k member

The kit came with a large flat washer. If your car has the electric rack, slide this washer over the 14 mm rack bolt and install them from the top of the rack and through the rack and k-member. Use the last 14 mm flange bolt and torque these to 85 lb-ft. If your car has hydraulic power steering, skip this.

Step 18: Finish Reinstalling the Rack

Reinstall the factory u-joint pinch bolt on the steering input shaft and torque it 18 lb-ft. If you’ve got electric power steering, reconnect the wiring connectors, making sure you double lock them by sliding the red tabs down toward the rack. Reinstall the strain relief tab on the control module.

Step 19: Reinstall the Lower Ball Joints to the Control Arms

 k member
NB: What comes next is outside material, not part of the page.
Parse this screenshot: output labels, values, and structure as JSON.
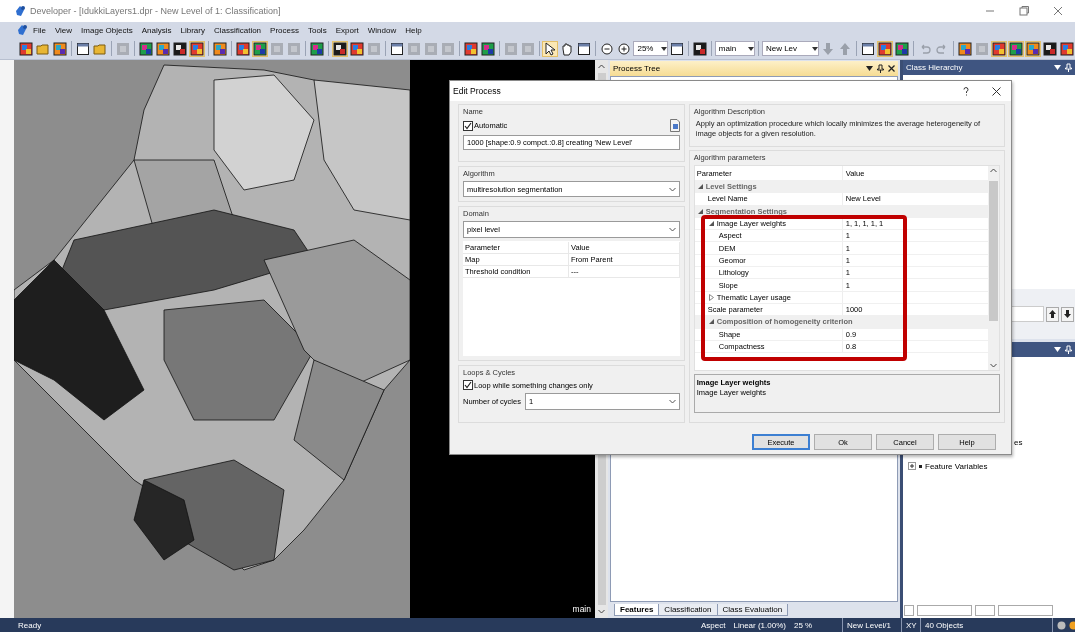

Push down on the lower control arm and insert the ball joint into the spindle. There’s a chance you may need to loosen or remove the spindle to strut bolts, but you shouldn’t have to. Reinstall the spindle ball joint nuts and bolts and torque them to 73 lb-ft. If you’ve got hydraulic power steering, use the big worm gear clamp around the rack to secure the power steering hose relief bracket to the steering rack.

Step 20: Install the Bumpsteer Kit

k member

Remove the old tie rod ends. Thread the bumpsteer adapter onto the end of the steering rack shaft. Insert the bumpsteer tie rod stud into the steering knuckle. Between the bottom of the stud and the new rod end, install the .48 inch, .24 inch, and .03 inch spacers and place the rod end on the stud. Place the remaining spacers on the bottom of the rod end assembly and thread and tighten the bolt.

Step 21: 2011-2014 Models: Replace the Splitter Bolts

Reinstall the eight splitter bolts you removed in Step 3. There is no specific torque for these. They just need to be tight,

Step 22: Lower the Engine into Place

Your engine will sit just a bit lower with the Maximum Motorsports k-member. This means that to finish up the install, you’ll need to carefully lower the engine over the isolator studs. Once you’ve done this, remove whatever you used to support the engine. Replace the two upper engine isolator bolts and torque them to 46 lb-ft.

Reinstall the front wheels and lug nuts. Get them as snug as you can. Carefully lower the rear of the car. Raise the front of the car off the stands and slowly lower and torque the wheels to factory specs. Now go get the alignment checked.

Now, Drive It Like Ya Stole It My Friends and Enjoy!



About Mike Aguilar 388 Articles
Mike's love of cars began in the early 1970's when his father started taking him to his Chevron service station. He's done pretty much everything in the automotive aftermarket from gas station island attendant, parts counter, mechanic, and new and used sales. Mike also has experience in the amateur ranks of many of racing's sanctioning bodies.

Be the first to comment

Leave a Reply

Your email address will not be published.


I agree to receive emails from RacingJunk.com. I understand that I can unsubscribe at any time. Privacy Policy
Copyright © 2005-2022 MH Sub I, LLC dba Internet Brands
All Rights Reserved.

Internet Brands